Page 20: of Maritime Reporter Magazine (March 2019)

Cruise Shipping

Read this page in Pdf, Flash or Html5 edition of March 2019 Maritime Reporter Magazine



Ben Kinnaman

Ben Kinnaman is the founder and CEO of Greensea Systems, Inc. He has spent his career in the marine industry and created the

OPENSEA open architecture software platform Greensea uses to advance marine robotics.

The Future of Autonomous Robotic Hull Grooming hip hull biofouling has signi? - hull annually.
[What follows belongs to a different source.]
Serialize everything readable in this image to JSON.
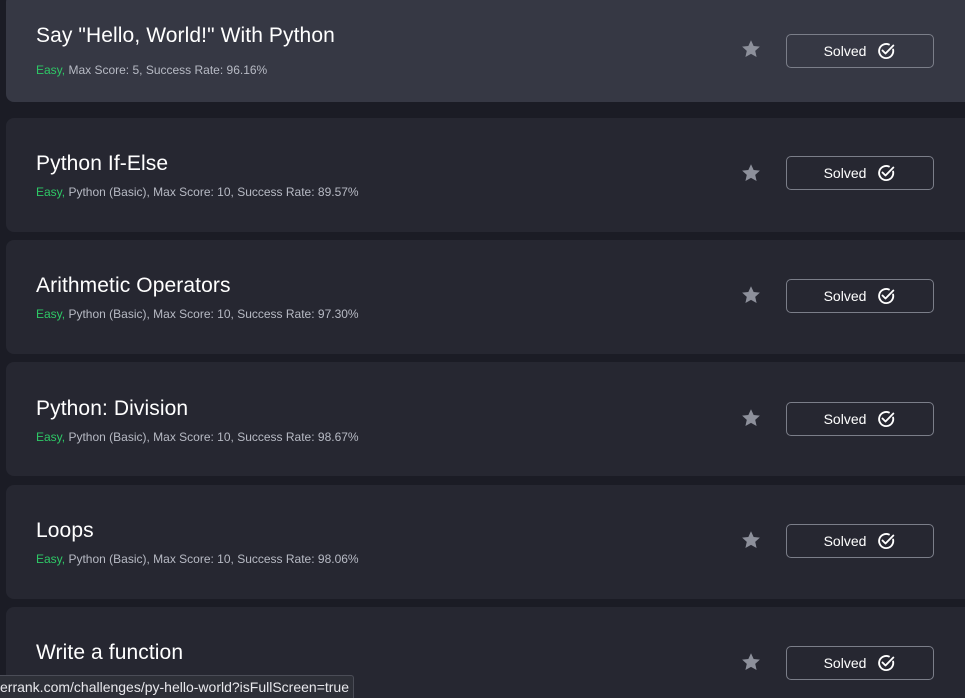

And while such studies fouling from a Panamax class container tions, damaging to the hull coating, and cant impacts on ? eet readiness, on commercial vessels are almost non- ship would run more than $98K. These environmentally unacceptable. An alter- ship performance, cost, and the existent, similar economic impacts of estimates are for traditional cleaning native to the reactionary intense cleaning

Senvironment. Biofouling results fouling are certain. A recent report cited methods, which degrade the ablative process is the regular and thorough dis- in increased hydrodynamic drag which the EMMA MAERSK, a 397m container coatings used for anti-fouling, leading ruption of growth on the ship hull coat- results in greater fuel use and greater vessel, estimated spending approximate- to dry-docking for re-coating once every ing by gentle brushing with small soft- emissions per distance traveled than a ly $20K per day in propulsive fuel lost to few years. Dry-docking a large ship may bristled brushes. This process, referred hydraulically-smooth hull. A study by biofouling. run as much as $1M-$2M. to as hull grooming, akin to brushing

Schultz, et al. found the typical foul- The economic impact of fouling is also Fouling also has signi? cant environ- one’s teeth every day to avoid a monthly ing rating (FR) of a US Navy DDG-51 due to costly conventional cleaning and mental impacts, from greenhouse gas dentist visit and annual root canal. Re- class vessel, FR-30, increases fuel con- containment activities . A study in 2016 emissions associated with increased pro- search led by Dr. Geoffrey Swain at Flor- sumption by 10.3% over a hydraulically- commissioned by the US Coast Guard, pulsive fuel costs, to the toxins released ida Institute of Technology’s Center for smooth DDG-51. Results showed that determined the cost to remove light bio- by in-water cleaning. Many countries Corrosion and Biofouling Control (FIT reducing this fouling rating to FR-20 fouling from a ship’s hull to be $0.33 per are now requiring containment of in-wa- CCBC) has pioneered the methodology would lead to savings of $340K per ship ft2 (approximately $3.55 per m2). Based ter cleaning or prohibiting the practice and practice of hull grooming, demon- and more than double that when the hull on that estimate, complete biofouling re- while in port. The traditional, intense strating it to be a cost-effective practice was kept at a fouling rating of FR-10, moval from a DDG-51 would run more cleaning processes used to clean fouled to control biofouling, while releasing far saving the US Navy nearly $800K per than $10k, while the cost to remove bio- hulls are costly, inef? cient for opera- fewer toxins into the water than clean-

Grooming Robot on a small vessel at pier side as imaged by another grooming vehicle.

Photo Courtesy Greensea Systems

MR #3 (18-25).indd 20 3/6/2019 10:33:19 AM

Maritime Reporter

First published in 1881 Maritime Reporter is the world's largest audited circulation publication serving the global maritime industry.